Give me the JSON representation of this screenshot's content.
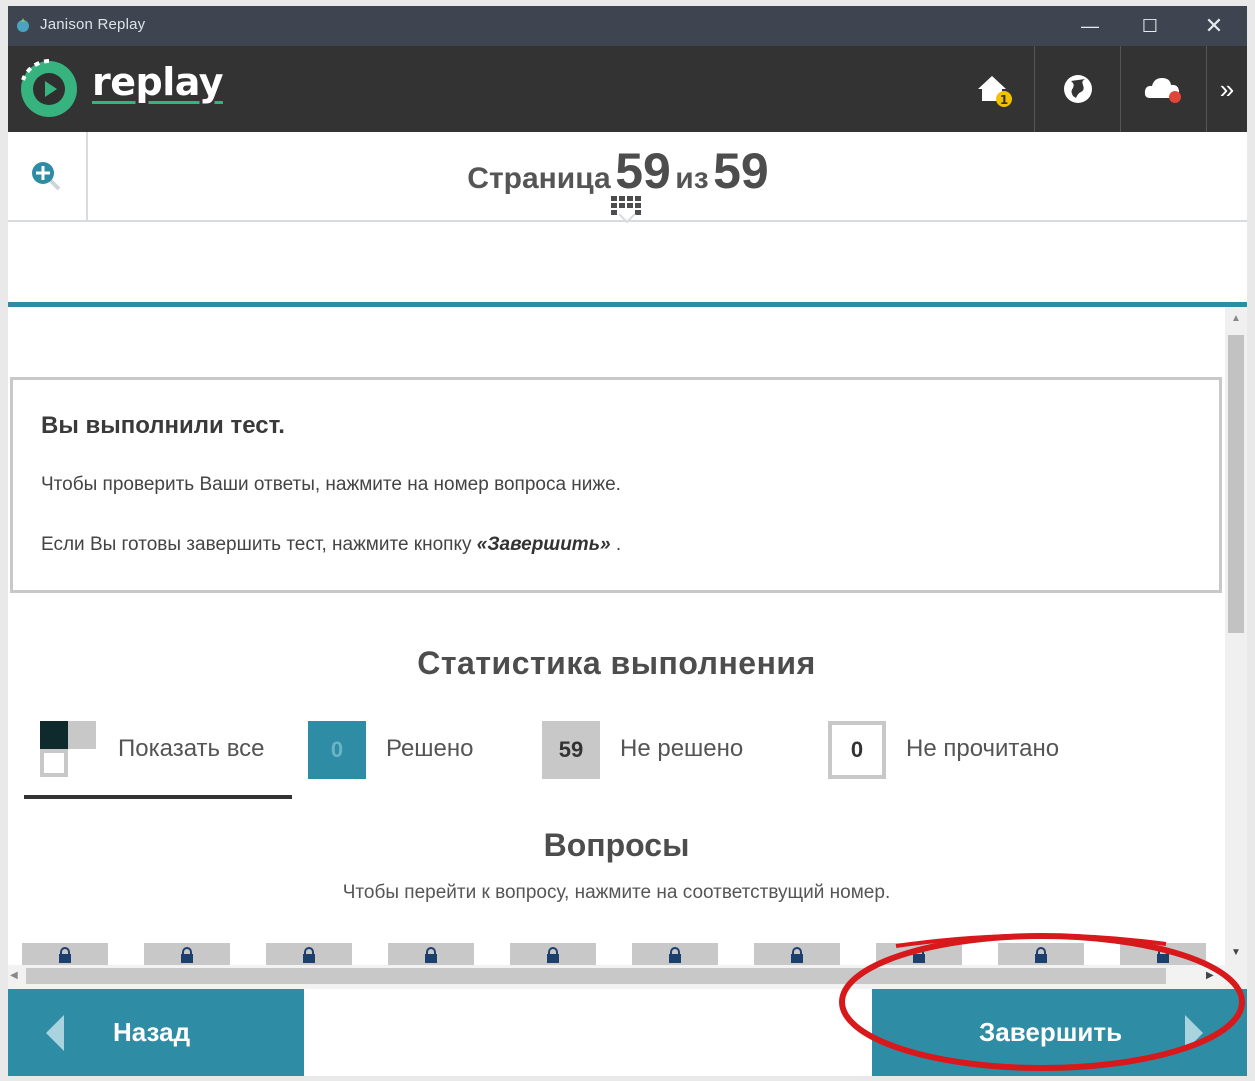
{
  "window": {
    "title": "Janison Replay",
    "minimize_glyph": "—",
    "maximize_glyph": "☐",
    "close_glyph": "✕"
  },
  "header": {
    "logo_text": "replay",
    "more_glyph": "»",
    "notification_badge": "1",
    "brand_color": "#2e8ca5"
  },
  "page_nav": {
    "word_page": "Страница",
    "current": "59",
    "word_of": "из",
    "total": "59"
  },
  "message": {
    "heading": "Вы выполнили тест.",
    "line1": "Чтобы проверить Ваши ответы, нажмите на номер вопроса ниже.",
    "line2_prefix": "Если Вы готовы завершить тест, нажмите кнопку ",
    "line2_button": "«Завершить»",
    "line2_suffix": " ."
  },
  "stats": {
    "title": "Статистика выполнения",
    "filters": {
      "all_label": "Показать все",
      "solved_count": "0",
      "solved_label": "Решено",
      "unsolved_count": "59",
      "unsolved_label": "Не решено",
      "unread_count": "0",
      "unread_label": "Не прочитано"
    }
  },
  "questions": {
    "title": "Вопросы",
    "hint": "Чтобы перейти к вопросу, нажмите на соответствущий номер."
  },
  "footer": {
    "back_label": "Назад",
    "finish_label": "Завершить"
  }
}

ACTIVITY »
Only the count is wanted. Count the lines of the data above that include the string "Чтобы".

ANSWER BOX »
2